Sahajanand Swami was later known as Swaminarayan Bhagwan after the mantra he taught at a gathering, in Fareni, a fortnight after the death of Ramanand Swami. He gave his followers a mantra, known as the Swaminarayan Mahamantra, to repeat in their rituals. When chanting this mantra, devotees went into samadhi (a trance). Swaminarayan Bhagwan also became known by the names Ghanshyam Maharaj, Shreeji Maharaj, Hari Krishna Maharaj and Shri Hari. As early as 1804, Swaminarayan Bhagwan, was known to have performed miracles, was described as a manifestation of God within the people in various villages in Gujarat.
Swaminarayan Bhagwan encouraged his followers to combine bhakti (devotion) and dharma (righteousness) to lead a pious life. Swaminarayan Bhagwan was particularly strict on the separation of male and female assemblies in temples. Swaminarayan Bhagwan was against the consumption of meat, alcohol or drugs, adultery, suicide, animal sacrifices, criminal activities and the appeasement of ghosts and tantric rituals. Alcohol consumption was forbidden by him even for medicinal purposes. His followers took vows before becoming his disciple. He stated that four elements need to be conquered for ultimate salvation: dharma (righteousness), bhakti (devotion), gnan (knowledge) and vairagya (detachment).
Reforms for women and the poor
After assuming the leadership of the Sampraday, Swaminarayan Bhagwan worked to assist the poor by distributing food and drinking water. He undertook several social service projects and opened almshouses for the poor. Swaminarayan Bhagwan organized food and water relief to people during times of drought.
He stopped the practice of sati (self-immolation by a widow on her husband’s funeral pyre), Swaminarayan Bhagwan argued that, as human life was given by God it could be taken only by God, and that sati had no Vedic sanction. He went to the extent to call sati nothing but suicide. Swaminarayan Bhagwan offered parents help with dowry expenses to discourage female infanticide, calling infanticide a sin.
At that time, influential and wealthy individuals educated their girls through private and personal tuition. Male followers of Swaminarayan Bhagwan made arrangements to educate their female family members. The literacy rate among females began to increase, and they were able to give discourses on spiritual subjects. Within the sampraday, Swaminarayan Bhagwan is considered a pioneer of education of females in India.
Animal Sacrifices and Yagnas
Swaminarayan Bhagwan was against animal sacrifices as carried out by Brahmin priests during Vedic rituals, such as yagnas (fire sacrifices). The priests consumed “sanctified” prasad in the form of meat of these animals.

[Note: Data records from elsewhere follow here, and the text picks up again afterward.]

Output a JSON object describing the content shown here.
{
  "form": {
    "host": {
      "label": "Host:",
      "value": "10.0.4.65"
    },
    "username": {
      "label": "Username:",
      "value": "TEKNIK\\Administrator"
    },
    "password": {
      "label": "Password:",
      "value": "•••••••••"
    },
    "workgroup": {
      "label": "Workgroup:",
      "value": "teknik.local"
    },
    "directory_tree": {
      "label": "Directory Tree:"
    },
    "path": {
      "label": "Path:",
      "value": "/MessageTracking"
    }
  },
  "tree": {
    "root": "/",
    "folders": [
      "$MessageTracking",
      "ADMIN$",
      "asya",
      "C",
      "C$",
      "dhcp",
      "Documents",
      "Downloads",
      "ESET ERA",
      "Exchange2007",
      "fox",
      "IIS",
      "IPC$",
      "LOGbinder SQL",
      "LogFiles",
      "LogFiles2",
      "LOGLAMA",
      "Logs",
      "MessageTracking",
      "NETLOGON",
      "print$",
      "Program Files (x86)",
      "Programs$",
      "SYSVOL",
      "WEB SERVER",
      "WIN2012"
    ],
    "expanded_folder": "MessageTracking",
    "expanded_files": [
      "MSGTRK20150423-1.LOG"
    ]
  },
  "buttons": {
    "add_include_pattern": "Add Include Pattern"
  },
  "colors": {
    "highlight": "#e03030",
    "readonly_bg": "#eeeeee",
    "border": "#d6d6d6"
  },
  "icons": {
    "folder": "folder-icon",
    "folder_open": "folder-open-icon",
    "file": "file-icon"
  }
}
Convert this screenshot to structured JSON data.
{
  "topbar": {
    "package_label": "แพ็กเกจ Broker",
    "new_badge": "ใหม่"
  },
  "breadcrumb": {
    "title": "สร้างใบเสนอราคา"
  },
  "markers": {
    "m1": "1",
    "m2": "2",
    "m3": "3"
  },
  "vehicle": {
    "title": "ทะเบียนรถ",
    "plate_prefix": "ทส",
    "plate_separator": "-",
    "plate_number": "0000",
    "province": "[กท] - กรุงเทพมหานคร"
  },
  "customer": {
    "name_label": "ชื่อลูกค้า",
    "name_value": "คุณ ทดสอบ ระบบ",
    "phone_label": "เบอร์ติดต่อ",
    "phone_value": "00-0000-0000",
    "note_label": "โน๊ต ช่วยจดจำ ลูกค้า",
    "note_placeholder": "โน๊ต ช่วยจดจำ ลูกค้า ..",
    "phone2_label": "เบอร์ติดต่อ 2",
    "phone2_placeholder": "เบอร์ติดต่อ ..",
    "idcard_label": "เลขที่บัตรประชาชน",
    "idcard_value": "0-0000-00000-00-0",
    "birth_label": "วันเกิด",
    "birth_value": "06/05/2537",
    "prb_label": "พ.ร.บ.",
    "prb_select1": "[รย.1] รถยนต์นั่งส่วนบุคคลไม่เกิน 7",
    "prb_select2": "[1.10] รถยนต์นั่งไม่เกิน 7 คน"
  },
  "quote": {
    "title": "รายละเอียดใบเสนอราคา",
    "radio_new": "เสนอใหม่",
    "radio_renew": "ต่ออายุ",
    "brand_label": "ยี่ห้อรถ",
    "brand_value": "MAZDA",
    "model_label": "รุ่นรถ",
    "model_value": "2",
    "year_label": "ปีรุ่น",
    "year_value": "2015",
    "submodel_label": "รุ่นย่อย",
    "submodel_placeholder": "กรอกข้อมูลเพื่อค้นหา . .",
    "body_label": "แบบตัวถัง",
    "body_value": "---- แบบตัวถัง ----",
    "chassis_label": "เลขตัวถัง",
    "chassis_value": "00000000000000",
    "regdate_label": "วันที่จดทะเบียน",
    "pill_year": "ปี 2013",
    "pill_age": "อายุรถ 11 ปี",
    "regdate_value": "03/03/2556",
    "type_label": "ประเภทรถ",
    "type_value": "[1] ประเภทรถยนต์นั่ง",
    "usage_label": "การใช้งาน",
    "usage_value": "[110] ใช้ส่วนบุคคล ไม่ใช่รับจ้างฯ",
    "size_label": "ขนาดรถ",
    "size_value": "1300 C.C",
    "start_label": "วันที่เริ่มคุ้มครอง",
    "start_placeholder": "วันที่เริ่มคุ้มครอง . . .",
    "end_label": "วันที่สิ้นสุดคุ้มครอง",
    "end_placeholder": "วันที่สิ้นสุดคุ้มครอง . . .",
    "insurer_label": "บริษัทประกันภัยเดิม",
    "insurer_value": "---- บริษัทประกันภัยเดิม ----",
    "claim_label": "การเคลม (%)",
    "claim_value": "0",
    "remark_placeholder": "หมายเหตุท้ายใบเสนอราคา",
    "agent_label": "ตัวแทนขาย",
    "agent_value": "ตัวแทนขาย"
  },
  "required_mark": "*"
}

To solve this problem, Swaminarayan Bhagwan conducted several large scale yagnas. These did not have animal sacrifices and were conducted in strict accordance with Vedic scriptures. Swaminarayan Bhagwan was successful in reinstating ahinsa through several such large scale yagnas. Swaminarayan Bhagwan stressed lacto vegetarianism among his followers and forbade meat consumption
Leaving this Mortal World
In 1830, Swaminarayan Bhagwan gathered his followers and announced his departure. He left his materialistic body on 1 June 1830 (Jeth sud 10, Samvat 1886), He was cremated according to Hindu rites at Lakshmi Wadi in Gadhada.
Prior to his death, Swaminarayan Bhagwan decided to establish a line of acharyas or preceptors, as his successors. He established two gadis (seats of leadership). One seat was established at Ahmedabad (NaNarayandev Gadi) and the other one at Vadtal (LaxmiNarayandev Gadi) on November 21, 1825. Swaminarayan Bhagwan appointed an acharya to each of these gadis to pass on his message to others and to preserve his fellowship, the Swaminarayan Sampraday. These acharyas came from his immediate family. He formally adopted a son from his brothers and appointed them as acharyas. Ayodhyaprasad, the son of Swaminarayan Bhagwan’s elder brother Rampratap and Raghuvir, the son of his younger brother Ichcharam, were appointed acharyas of the Ahmedabad Gadi and the Vadtal Gadi respectively.